Many Syrians are struggling to find food and warmth and are impoverished, with a lack of access to basic resources that were once guaranteed by the government

An estimated 5.5 million Syrians need some form of food assistance today and half of all households have reduced the number of meals they eat. Rolling blackouts have plunged even the capital Damascus into darkness and the price of basic food staples keeps rising precipitously to keep up with the fall in the currency’s value.

The scale of that deprivation is hard to comprehend. So consider a couple of recent stories emerging out of Syria, where a shortage of gas and basic services has forced many families to endure a harsh winter without the benefit of heating and electricity.

One story was about a robbery at a religious shrine in the coastal city of Banias, where the thief broke into the holy site to steal a single gas cylinder. And in a video highlighting the stark shortages, which went viral on social media, a Syrian man dressed a gas cylinder in a wedding dress and danced with it in a mock wedding ceremony, echoing the Arabic saying sharr al baliyyah ma yodhek: the worst tragedy is the one that makes you laugh.

The war has destroyed much of Syria but the shortages are also evidence of the war economy and banditry that continues to plague the country, including areas that have been reclaimed by the government or witnessed little violence.

The plight of civilians is often sidelined when realpolitik and the machinations of greater powers are at play

In the long run, they present a stark problem for the Assad regime. It is a sign that it can no longer afford even the basic guarantees that its citizens once took for granted. A common if simplistic refrain often heard in discussions about Syria is why citizens rose up if they had clean water, subsidised bread, healthcare and free education.

Now, the lines snaking around diesel fuel trucks, declining school enrollment rates and the flight of the country's doctors abroad belie a sad and dangerous truth – Syria's government can no longer provide for its citizens, who have already lost so much.

The plight of civilians is often sidelined when realpolitik and the machinations of greater powers are at play.

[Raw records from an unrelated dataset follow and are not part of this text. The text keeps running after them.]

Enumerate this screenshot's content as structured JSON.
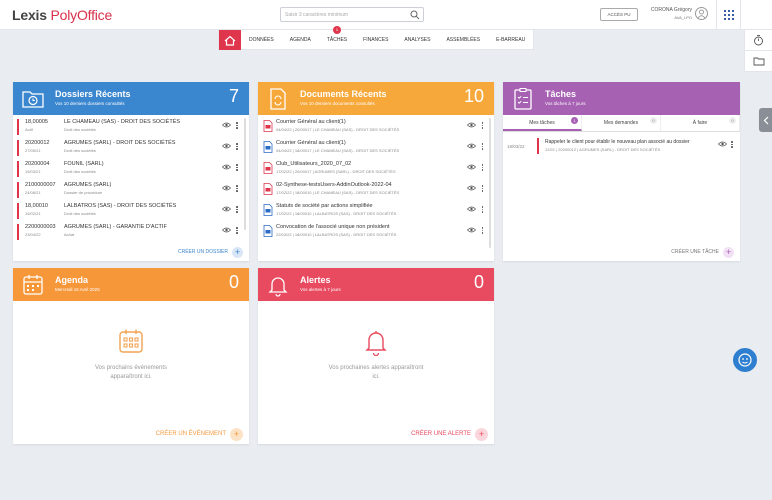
{
  "app": {
    "logo_prefix": "Lexis",
    "logo_brand": "PolyOffice"
  },
  "search": {
    "placeholder": "Saisir 3 caractères minimum"
  },
  "header": {
    "access_button": "ACCÈS PU",
    "user_name": "CORONA Grégory",
    "user_sub": "AVA_LPO"
  },
  "nav": {
    "home": "home",
    "items": [
      "DONNÉES",
      "AGENDA",
      "TÂCHES",
      "FINANCES",
      "ANALYSES",
      "ASSEMBLÉES",
      "E-BARREAU"
    ],
    "tasks_badge": "1"
  },
  "dossiers": {
    "title": "Dossiers Récents",
    "subtitle": "Vos 10 derniers dossiers consultés",
    "count": "7",
    "rows": [
      {
        "code": "18,00005",
        "date": "Actif",
        "title": "LE CHAMEAU (SAS) - DROIT DES SOCIÉTÉS",
        "domain": "Droit des sociétés",
        "color": "#e0364d"
      },
      {
        "code": "20200012",
        "date": "27/05/21",
        "title": "AGRUMES (SARL) - DROIT DES SOCIÉTÉS",
        "domain": "Droit des sociétés",
        "color": "#e0364d"
      },
      {
        "code": "20200004",
        "date": "15/03/21",
        "title": "FOUNIL (SARL)",
        "domain": "Droit des sociétés",
        "color": "#e0364d"
      },
      {
        "code": "2100000007",
        "date": "24/08/21",
        "title": "AGRUMES (SARL)",
        "domain": "Dossier de procédure",
        "color": "#e0364d"
      },
      {
        "code": "18,00010",
        "date": "15/02/21",
        "title": "LALBATROS (SAS) - DROIT DES SOCIÉTÉS",
        "domain": "Droit des sociétés",
        "color": "#e0364d"
      },
      {
        "code": "2200000003",
        "date": "23/04/22",
        "title": "AGRUMES (SARL) - GARANTIE D'ACTIF",
        "domain": "Achat",
        "color": "#e0364d"
      }
    ],
    "footer": "CRÉER UN DOSSIER"
  },
  "documents": {
    "title": "Documents Récents",
    "subtitle": "Vos 10 derniers documents consultés",
    "count": "10",
    "rows": [
      {
        "name": "Courrier Général au client(1)",
        "meta": "04/04/22 | 20/00017 | LE CHAMEAU (SAS) - DROIT DES SOCIÉTÉS",
        "icon": "pdf"
      },
      {
        "name": "Courrier Général au client(1)",
        "meta": "04/04/22 | 18/00017 | LE CHAMEAU (SAS) - DROIT DES SOCIÉTÉS",
        "icon": "word"
      },
      {
        "name": "Club_Utilisateurs_2020_07_02",
        "meta": "17/02/22 | 20/00017 | AGRUMES (SARL) - DROIT DES SOCIÉTÉS",
        "icon": "pdf"
      },
      {
        "name": "02-Synthese-testsUsers-AddinOutlook-2022-04",
        "meta": "17/02/22 | 18/00010 | LE CHAMEAU (SAS) - DROIT DES SOCIÉTÉS",
        "icon": "pdf"
      },
      {
        "name": "Statuts de société par actions simplifiée",
        "meta": "17/02/22 | 18/00010 | LALBATROS (SAS) - DROIT DES SOCIÉTÉS",
        "icon": "word"
      },
      {
        "name": "Convocation de l'associé unique non président",
        "meta": "22/03/22 | 18/00010 | LALBATROS (SAS) - DROIT DES SOCIÉTÉS",
        "icon": "word"
      }
    ]
  },
  "taches": {
    "title": "Tâches",
    "subtitle": "Vos tâches à 7 jours",
    "tabs": [
      {
        "label": "Mes tâches",
        "count": "1"
      },
      {
        "label": "Mes demandes",
        "count": "0"
      },
      {
        "label": "À faire",
        "count": "0"
      }
    ],
    "rows": [
      {
        "date": "18/03/22",
        "title": "Rappeler le client pour établir le nouveau plan associé au dossier",
        "meta": "12/21 | 20200012 | AGRUMES (SARL) - DROIT DES SOCIÉTÉS"
      }
    ],
    "footer": "CRÉER UNE TÂCHE"
  },
  "agenda": {
    "title": "Agenda",
    "subtitle": "Mercredi 16 Avril 2025",
    "count": "0",
    "empty": "Vos prochains événements apparaîtront ici.",
    "footer": "CRÉER UN ÉVÉNEMENT"
  },
  "alertes": {
    "title": "Alertes",
    "subtitle": "Vos alertes à 7 jours",
    "count": "0",
    "empty": "Vos prochaines alertes apparaîtront ici.",
    "footer": "CRÉER UNE ALERTE"
  },
  "colors": {
    "accent": "#e0364d",
    "blue": "#3a86cf",
    "orange": "#f7a83a",
    "purple": "#a761b3",
    "red": "#e84a60"
  }
}
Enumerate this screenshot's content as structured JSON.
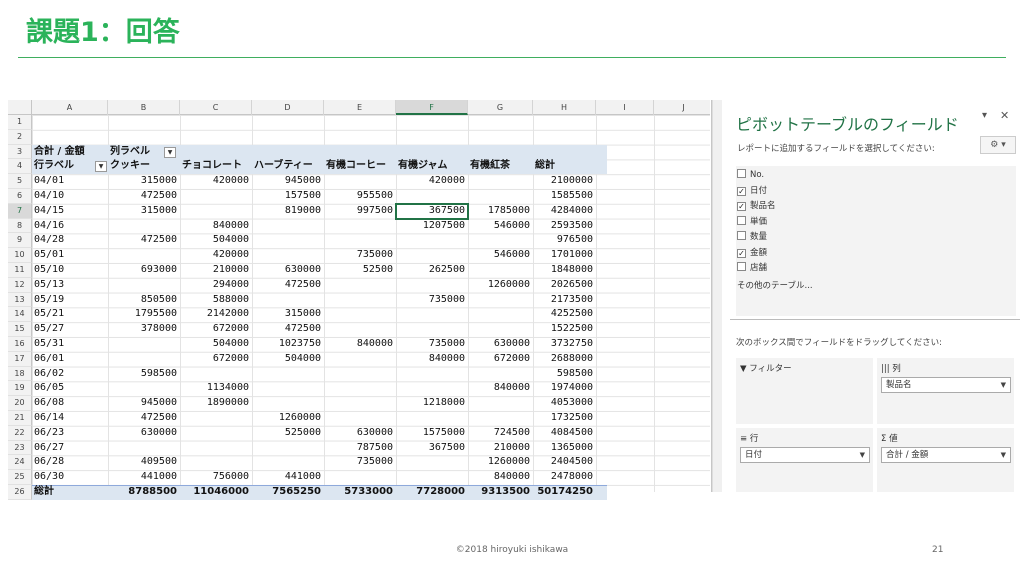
{
  "slide": {
    "title": "課題1：回答",
    "footer": "©2018 hiroyuki ishikawa",
    "page_number": "21"
  },
  "sheet": {
    "columns": [
      "A",
      "B",
      "C",
      "D",
      "E",
      "F",
      "G",
      "H",
      "I",
      "J"
    ],
    "row_numbers": [
      "1",
      "2",
      "3",
      "4",
      "5",
      "6",
      "7",
      "8",
      "9",
      "10",
      "11",
      "12",
      "13",
      "14",
      "15",
      "16",
      "17",
      "18",
      "19",
      "20",
      "21",
      "22",
      "23",
      "24",
      "25",
      "26"
    ],
    "active_column": "F",
    "active_row": "7",
    "pivot": {
      "value_label": "合計 / 金額",
      "column_labels": "列ラベル",
      "row_labels": "行ラベル",
      "headers": [
        "クッキー",
        "チョコレート",
        "ハーブティー",
        "有機コーヒー",
        "有機ジャム",
        "有機紅茶",
        "総計"
      ],
      "rows": [
        {
          "date": "04/01",
          "v": [
            "315000",
            "420000",
            "945000",
            "",
            "420000",
            "",
            "2100000"
          ]
        },
        {
          "date": "04/10",
          "v": [
            "472500",
            "",
            "157500",
            "955500",
            "",
            "",
            "1585500"
          ]
        },
        {
          "date": "04/15",
          "v": [
            "315000",
            "",
            "819000",
            "997500",
            "367500",
            "1785000",
            "4284000"
          ]
        },
        {
          "date": "04/16",
          "v": [
            "",
            "840000",
            "",
            "",
            "1207500",
            "546000",
            "2593500"
          ]
        },
        {
          "date": "04/28",
          "v": [
            "472500",
            "504000",
            "",
            "",
            "",
            "",
            "976500"
          ]
        },
        {
          "date": "05/01",
          "v": [
            "",
            "420000",
            "",
            "735000",
            "",
            "546000",
            "1701000"
          ]
        },
        {
          "date": "05/10",
          "v": [
            "693000",
            "210000",
            "630000",
            "52500",
            "262500",
            "",
            "1848000"
          ]
        },
        {
          "date": "05/13",
          "v": [
            "",
            "294000",
            "472500",
            "",
            "",
            "1260000",
            "2026500"
          ]
        },
        {
          "date": "05/19",
          "v": [
            "850500",
            "588000",
            "",
            "",
            "735000",
            "",
            "2173500"
          ]
        },
        {
          "date": "05/21",
          "v": [
            "1795500",
            "2142000",
            "315000",
            "",
            "",
            "",
            "4252500"
          ]
        },
        {
          "date": "05/27",
          "v": [
            "378000",
            "672000",
            "472500",
            "",
            "",
            "",
            "1522500"
          ]
        },
        {
          "date": "05/31",
          "v": [
            "",
            "504000",
            "1023750",
            "840000",
            "735000",
            "630000",
            "3732750"
          ]
        },
        {
          "date": "06/01",
          "v": [
            "",
            "672000",
            "504000",
            "",
            "840000",
            "672000",
            "2688000"
          ]
        },
        {
          "date": "06/02",
          "v": [
            "598500",
            "",
            "",
            "",
            "",
            "",
            "598500"
          ]
        },
        {
          "date": "06/05",
          "v": [
            "",
            "1134000",
            "",
            "",
            "",
            "840000",
            "1974000"
          ]
        },
        {
          "date": "06/08",
          "v": [
            "945000",
            "1890000",
            "",
            "",
            "1218000",
            "",
            "4053000"
          ]
        },
        {
          "date": "06/14",
          "v": [
            "472500",
            "",
            "1260000",
            "",
            "",
            "",
            "1732500"
          ]
        },
        {
          "date": "06/23",
          "v": [
            "630000",
            "",
            "525000",
            "630000",
            "1575000",
            "724500",
            "4084500"
          ]
        },
        {
          "date": "06/27",
          "v": [
            "",
            "",
            "",
            "787500",
            "367500",
            "210000",
            "1365000"
          ]
        },
        {
          "date": "06/28",
          "v": [
            "409500",
            "",
            "",
            "735000",
            "",
            "1260000",
            "2404500"
          ]
        },
        {
          "date": "06/30",
          "v": [
            "441000",
            "756000",
            "441000",
            "",
            "",
            "840000",
            "2478000"
          ]
        }
      ],
      "total_label": "総計",
      "totals": [
        "8788500",
        "11046000",
        "7565250",
        "5733000",
        "7728000",
        "9313500",
        "50174250"
      ]
    }
  },
  "pane": {
    "title": "ピボットテーブルのフィールド",
    "subtitle": "レポートに追加するフィールドを選択してください:",
    "fields": [
      {
        "label": "No.",
        "checked": false
      },
      {
        "label": "日付",
        "checked": true
      },
      {
        "label": "製品名",
        "checked": true
      },
      {
        "label": "単価",
        "checked": false
      },
      {
        "label": "数量",
        "checked": false
      },
      {
        "label": "金額",
        "checked": true
      },
      {
        "label": "店舗",
        "checked": false
      }
    ],
    "other_tables": "その他のテーブル...",
    "drag_hint": "次のボックス間でフィールドをドラッグしてください:",
    "filters_label": "フィルター",
    "columns_label": "列",
    "rows_label": "行",
    "values_label": "値",
    "columns_field": "製品名",
    "rows_field": "日付",
    "values_field": "合計 / 金額"
  },
  "colors": {
    "title_green": "#2bb35a",
    "pivot_header_bg": "#dce6f1",
    "excel_green": "#217346"
  },
  "icons": [
    "filter-icon",
    "columns-icon",
    "rows-icon",
    "sigma-icon",
    "gear-icon",
    "close-icon",
    "dropdown-arrow-icon"
  ]
}
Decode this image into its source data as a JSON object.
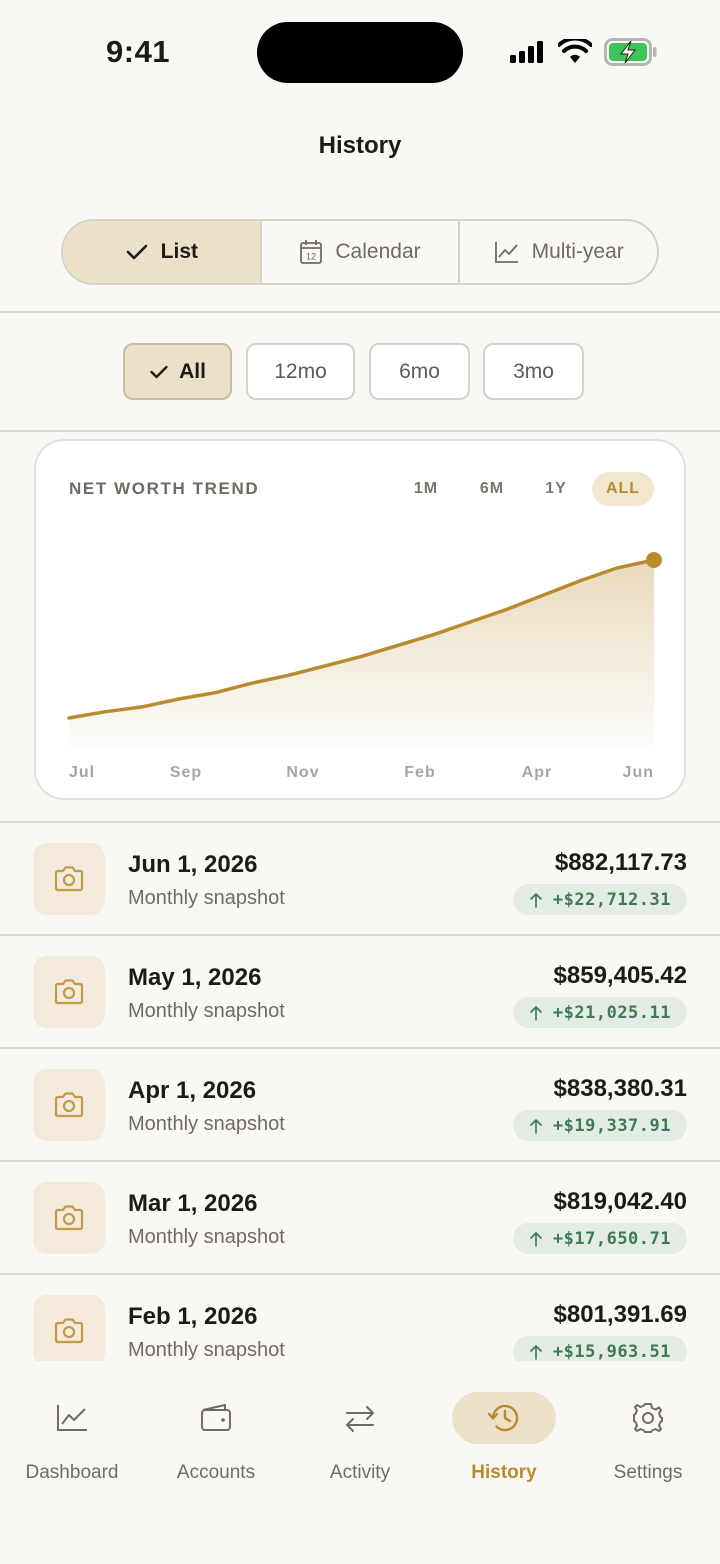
{
  "status_bar": {
    "time": "9:41"
  },
  "page": {
    "title": "History"
  },
  "view_modes": [
    {
      "label": "List",
      "icon": "check-icon",
      "active": true
    },
    {
      "label": "Calendar",
      "icon": "calendar-icon",
      "active": false
    },
    {
      "label": "Multi-year",
      "icon": "line-chart-icon",
      "active": false
    }
  ],
  "filters": [
    {
      "label": "All",
      "active": true
    },
    {
      "label": "12mo",
      "active": false
    },
    {
      "label": "6mo",
      "active": false
    },
    {
      "label": "3mo",
      "active": false
    }
  ],
  "chart": {
    "title": "NET WORTH TREND",
    "ranges": [
      {
        "label": "1M",
        "active": false
      },
      {
        "label": "6M",
        "active": false
      },
      {
        "label": "1Y",
        "active": false
      },
      {
        "label": "ALL",
        "active": true
      }
    ]
  },
  "chart_data": {
    "type": "area",
    "title": "NET WORTH TREND",
    "x_tick_labels": [
      "Jul",
      "Sep",
      "Nov",
      "Feb",
      "Apr",
      "Jun"
    ],
    "series": [
      {
        "values": [
          0.0,
          0.04,
          0.07,
          0.12,
          0.16,
          0.22,
          0.27,
          0.33,
          0.39,
          0.46,
          0.53,
          0.61,
          0.69,
          0.78,
          0.87,
          0.95,
          1.0
        ]
      }
    ],
    "y_unit": "relative (no axis printed)",
    "grid": false,
    "color": "#b98a2e",
    "end_marker": true
  },
  "snapshots": [
    {
      "date": "Jun 1, 2026",
      "label": "Monthly snapshot",
      "amount": "$882,117.73",
      "change": "+$22,712.31"
    },
    {
      "date": "May 1, 2026",
      "label": "Monthly snapshot",
      "amount": "$859,405.42",
      "change": "+$21,025.11"
    },
    {
      "date": "Apr 1, 2026",
      "label": "Monthly snapshot",
      "amount": "$838,380.31",
      "change": "+$19,337.91"
    },
    {
      "date": "Mar 1, 2026",
      "label": "Monthly snapshot",
      "amount": "$819,042.40",
      "change": "+$17,650.71"
    },
    {
      "date": "Feb 1, 2026",
      "label": "Monthly snapshot",
      "amount": "$801,391.69",
      "change": "+$15,963.51"
    }
  ],
  "tabs": [
    {
      "label": "Dashboard",
      "icon": "chart-icon",
      "active": false
    },
    {
      "label": "Accounts",
      "icon": "wallet-icon",
      "active": false
    },
    {
      "label": "Activity",
      "icon": "arrows-icon",
      "active": false
    },
    {
      "label": "History",
      "icon": "history-icon",
      "active": true
    },
    {
      "label": "Settings",
      "icon": "gear-icon",
      "active": false
    }
  ],
  "colors": {
    "accent": "#b98a2e",
    "accent_soft": "#ede0c8",
    "positive": "#3f7a52",
    "positive_bg": "#e2ece4",
    "background": "#faf8f4"
  }
}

Despite the shocking levels of poverty and hunger, even in areas that have seen little violence, not to mention the threat of detention by Assad’s security apparatus, European countries continue to uphold measures that deter those fleeing the war and actively encourage the return to Syria of those who sought refuge on their shores.

This short-term political expediency is nothing less than a cruel deliverance into further desperation, loss and dispossession.

But the other pressing question is this – what will happen when the guns and bombs fall silent? With its battlefield victories, Assad’s regime is loath to reach any compromise with its opponents. Its intransigence could limit the influx of reconstruction aid, of which some $400 billion might be needed.

If that happens, what then? The war in Syria may be winding down, with half a million dead and half the country displaced, all to keep one man in power. But if the hunger pangs persist and the warmth of homes keeps dissipating, what will an ensuing revolt of the poor and hungry look like?

One thing is for sure: an impoverished Syria is unlikely to remain peaceful or stable for long.